Task requirements:
Set down all of the data again, character for character.

Information supplied:
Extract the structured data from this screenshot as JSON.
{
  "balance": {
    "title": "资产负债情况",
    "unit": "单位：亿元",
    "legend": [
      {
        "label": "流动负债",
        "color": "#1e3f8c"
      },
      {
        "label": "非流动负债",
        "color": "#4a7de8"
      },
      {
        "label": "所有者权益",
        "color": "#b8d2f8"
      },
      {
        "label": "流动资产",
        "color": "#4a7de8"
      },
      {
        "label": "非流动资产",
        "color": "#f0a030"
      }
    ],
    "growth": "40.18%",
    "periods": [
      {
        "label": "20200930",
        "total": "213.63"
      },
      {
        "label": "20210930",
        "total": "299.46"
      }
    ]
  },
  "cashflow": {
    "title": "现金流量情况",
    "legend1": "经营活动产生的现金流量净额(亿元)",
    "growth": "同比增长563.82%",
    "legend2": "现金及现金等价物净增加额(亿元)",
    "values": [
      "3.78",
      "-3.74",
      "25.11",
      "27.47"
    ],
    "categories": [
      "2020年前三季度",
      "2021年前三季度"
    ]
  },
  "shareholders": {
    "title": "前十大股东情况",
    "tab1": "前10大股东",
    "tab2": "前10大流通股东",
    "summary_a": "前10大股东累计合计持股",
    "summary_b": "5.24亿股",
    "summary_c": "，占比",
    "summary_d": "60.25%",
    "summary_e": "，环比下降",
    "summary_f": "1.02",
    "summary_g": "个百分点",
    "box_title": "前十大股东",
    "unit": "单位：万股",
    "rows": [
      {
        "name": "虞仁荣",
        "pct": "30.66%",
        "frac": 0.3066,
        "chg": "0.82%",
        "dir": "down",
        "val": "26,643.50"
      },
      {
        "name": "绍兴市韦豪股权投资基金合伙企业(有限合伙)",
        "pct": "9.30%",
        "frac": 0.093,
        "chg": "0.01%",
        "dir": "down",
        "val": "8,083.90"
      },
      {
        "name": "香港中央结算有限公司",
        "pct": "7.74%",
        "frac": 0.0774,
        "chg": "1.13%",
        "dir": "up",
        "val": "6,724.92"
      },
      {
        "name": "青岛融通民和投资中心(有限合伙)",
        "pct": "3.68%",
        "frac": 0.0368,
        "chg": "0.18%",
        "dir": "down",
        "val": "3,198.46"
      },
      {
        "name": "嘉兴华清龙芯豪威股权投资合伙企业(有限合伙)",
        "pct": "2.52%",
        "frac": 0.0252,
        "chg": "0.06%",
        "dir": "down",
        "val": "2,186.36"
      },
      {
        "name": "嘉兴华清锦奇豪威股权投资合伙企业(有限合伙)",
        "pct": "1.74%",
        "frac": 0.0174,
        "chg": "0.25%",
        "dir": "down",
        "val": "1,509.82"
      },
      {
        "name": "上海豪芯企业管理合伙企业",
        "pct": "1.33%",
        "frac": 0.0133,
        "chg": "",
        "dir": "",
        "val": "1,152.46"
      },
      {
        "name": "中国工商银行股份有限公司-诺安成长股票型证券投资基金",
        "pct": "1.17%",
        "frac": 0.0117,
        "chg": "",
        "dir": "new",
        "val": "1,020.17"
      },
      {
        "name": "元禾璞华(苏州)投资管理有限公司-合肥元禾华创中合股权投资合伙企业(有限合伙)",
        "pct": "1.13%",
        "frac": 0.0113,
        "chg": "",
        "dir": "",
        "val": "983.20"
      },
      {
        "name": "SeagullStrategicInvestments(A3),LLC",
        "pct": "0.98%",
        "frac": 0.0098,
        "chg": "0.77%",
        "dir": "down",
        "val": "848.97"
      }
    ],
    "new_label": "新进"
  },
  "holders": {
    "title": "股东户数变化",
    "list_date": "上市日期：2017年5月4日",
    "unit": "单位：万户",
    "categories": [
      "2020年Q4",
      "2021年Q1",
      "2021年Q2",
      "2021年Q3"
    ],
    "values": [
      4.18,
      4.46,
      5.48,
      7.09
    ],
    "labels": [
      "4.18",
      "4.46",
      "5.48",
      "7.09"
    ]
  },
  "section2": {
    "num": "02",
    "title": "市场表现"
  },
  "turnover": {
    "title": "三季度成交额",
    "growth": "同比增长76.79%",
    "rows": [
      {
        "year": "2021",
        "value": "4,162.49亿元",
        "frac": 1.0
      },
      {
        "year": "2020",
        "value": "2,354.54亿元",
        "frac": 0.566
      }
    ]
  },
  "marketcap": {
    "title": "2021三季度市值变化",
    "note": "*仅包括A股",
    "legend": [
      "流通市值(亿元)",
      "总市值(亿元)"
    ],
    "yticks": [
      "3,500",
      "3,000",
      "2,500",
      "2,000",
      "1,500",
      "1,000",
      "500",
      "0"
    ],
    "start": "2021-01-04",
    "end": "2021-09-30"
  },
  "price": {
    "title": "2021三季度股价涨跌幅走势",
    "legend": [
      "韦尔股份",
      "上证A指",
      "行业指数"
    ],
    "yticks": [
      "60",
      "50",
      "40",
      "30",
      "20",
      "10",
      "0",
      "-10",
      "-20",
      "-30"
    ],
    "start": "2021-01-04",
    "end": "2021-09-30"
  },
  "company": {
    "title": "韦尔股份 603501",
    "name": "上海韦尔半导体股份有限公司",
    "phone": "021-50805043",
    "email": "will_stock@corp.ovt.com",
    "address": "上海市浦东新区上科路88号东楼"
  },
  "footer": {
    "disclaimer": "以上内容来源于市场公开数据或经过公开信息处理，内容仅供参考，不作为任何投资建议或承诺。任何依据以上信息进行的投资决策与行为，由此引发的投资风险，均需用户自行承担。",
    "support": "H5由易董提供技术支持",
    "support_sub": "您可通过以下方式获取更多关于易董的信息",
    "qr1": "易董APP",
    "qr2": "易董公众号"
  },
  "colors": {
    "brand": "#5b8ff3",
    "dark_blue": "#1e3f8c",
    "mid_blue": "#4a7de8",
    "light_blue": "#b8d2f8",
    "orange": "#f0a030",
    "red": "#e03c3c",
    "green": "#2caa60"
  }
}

Task answer:
Extract the structured data from this screenshot as JSON.
{
  "balance": {
    "title": "资产负债情况",
    "unit": "单位：亿元",
    "legend": [
      {
        "label": "流动负债",
        "color": "#1e3f8c"
      },
      {
        "label": "非流动负债",
        "color": "#4a7de8"
      },
      {
        "label": "所有者权益",
        "color": "#b8d2f8"
      },
      {
        "label": "流动资产",
        "color": "#4a7de8"
      },
      {
        "label": "非流动资产",
        "color": "#f0a030"
      }
    ],
    "growth": "40.18%",
    "periods": [
      {
        "label": "20200930",
        "total": "213.63"
      },
      {
        "label": "20210930",
        "total": "299.46"
      }
    ]
  },
  "cashflow": {
    "title": "现金流量情况",
    "legend1": "经营活动产生的现金流量净额(亿元)",
    "growth": "同比增长563.82%",
    "legend2": "现金及现金等价物净增加额(亿元)",
    "values": [
      "3.78",
      "-3.74",
      "25.11",
      "27.47"
    ],
    "categories": [
      "2020年前三季度",
      "2021年前三季度"
    ]
  },
  "shareholders": {
    "title": "前十大股东情况",
    "tab1": "前10大股东",
    "tab2": "前10大流通股东",
    "summary_a": "前10大股东累计合计持股",
    "summary_b": "5.24亿股",
    "summary_c": "，占比",
    "summary_d": "60.25%",
    "summary_e": "，环比下降",
    "summary_f": "1.02",
    "summary_g": "个百分点",
    "box_title": "前十大股东",
    "unit": "单位：万股",
    "rows": [
      {
        "name": "虞仁荣",
        "pct": "30.66%",
        "frac": 0.3066,
        "chg": "0.82%",
        "dir": "down",
        "val": "26,643.50"
      },
      {
        "name": "绍兴市韦豪股权投资基金合伙企业(有限合伙)",
        "pct": "9.30%",
        "frac": 0.093,
        "chg": "0.01%",
        "dir": "down",
        "val": "8,083.90"
      },
      {
        "name": "香港中央结算有限公司",
        "pct": "7.74%",
        "frac": 0.0774,
        "chg": "1.13%",
        "dir": "up",
        "val": "6,724.92"
      },
      {
        "name": "青岛融通民和投资中心(有限合伙)",
        "pct": "3.68%",
        "frac": 0.0368,
        "chg": "0.18%",
        "dir": "down",
        "val": "3,198.46"
      },
      {
        "name": "嘉兴华清龙芯豪威股权投资合伙企业(有限合伙)",
        "pct": "2.52%",
        "frac": 0.0252,
        "chg": "0.06%",
        "dir": "down",
        "val": "2,186.36"
      },
      {
        "name": "嘉兴华清锦奇豪威股权投资合伙企业(有限合伙)",
        "pct": "1.74%",
        "frac": 0.0174,
        "chg": "0.25%",
        "dir": "down",
        "val": "1,509.82"
      },
      {
        "name": "上海豪芯企业管理合伙企业",
        "pct": "1.33%",
        "frac": 0.0133,
        "chg": "",
        "dir": "",
        "val": "1,152.46"
      },
      {
        "name": "中国工商银行股份有限公司-诺安成长股票型证券投资基金",
        "pct": "1.17%",
        "frac": 0.0117,
        "chg": "",
        "dir": "new",
        "val": "1,020.17"
      },
      {
        "name": "元禾璞华(苏州)投资管理有限公司-合肥元禾华创中合股权投资合伙企业(有限合伙)",
        "pct": "1.13%",
        "frac": 0.0113,
        "chg": "",
        "dir": "",
        "val": "983.20"
      },
      {
        "name": "SeagullStrategicInvestments(A3),LLC",
        "pct": "0.98%",
        "frac": 0.0098,
        "chg": "0.77%",
        "dir": "down",
        "val": "848.97"
      }
    ],
    "new_label": "新进"
  },
  "holders": {
    "title": "股东户数变化",
    "list_date": "上市日期：2017年5月4日",
    "unit": "单位：万户",
    "categories": [
      "2020年Q4",
      "2021年Q1",
      "2021年Q2",
      "2021年Q3"
    ],
    "values": [
      4.18,
      4.46,
      5.48,
      7.09
    ],
    "labels": [
      "4.18",
      "4.46",
      "5.48",
      "7.09"
    ]
  },
  "section2": {
    "num": "02",
    "title": "市场表现"
  },
  "turnover": {
    "title": "三季度成交额",
    "growth": "同比增长76.79%",
    "rows": [
      {
        "year": "2021",
        "value": "4,162.49亿元",
        "frac": 1.0
      },
      {
        "year": "2020",
        "value": "2,354.54亿元",
        "frac": 0.566
      }
    ]
  },
  "marketcap": {
    "title": "2021三季度市值变化",
    "note": "*仅包括A股",
    "legend": [
      "流通市值(亿元)",
      "总市值(亿元)"
    ],
    "yticks": [
      "3,500",
      "3,000",
      "2,500",
      "2,000",
      "1,500",
      "1,000",
      "500",
      "0"
    ],
    "start": "2021-01-04",
    "end": "2021-09-30"
  },
  "price": {
    "title": "2021三季度股价涨跌幅走势",
    "legend": [
      "韦尔股份",
      "上证A指",
      "行业指数"
    ],
    "yticks": [
      "60",
      "50",
      "40",
      "30",
      "20",
      "10",
      "0",
      "-10",
      "-20",
      "-30"
    ],
    "start": "2021-01-04",
    "end": "2021-09-30"
  },
  "company": {
    "title": "韦尔股份 603501",
    "name": "上海韦尔半导体股份有限公司",
    "phone": "021-50805043",
    "email": "will_stock@corp.ovt.com",
    "address": "上海市浦东新区上科路88号东楼"
  },
  "footer": {
    "disclaimer": "以上内容来源于市场公开数据或经过公开信息处理，内容仅供参考，不作为任何投资建议或承诺。任何依据以上信息进行的投资决策与行为，由此引发的投资风险，均需用户自行承担。",
    "support": "H5由易董提供技术支持",
    "support_sub": "您可通过以下方式获取更多关于易董的信息",
    "qr1": "易董APP",
    "qr2": "易董公众号"
  },
  "colors": {
    "brand": "#5b8ff3",
    "dark_blue": "#1e3f8c",
    "mid_blue": "#4a7de8",
    "light_blue": "#b8d2f8",
    "orange": "#f0a030",
    "red": "#e03c3c",
    "green": "#2caa60"
  }
}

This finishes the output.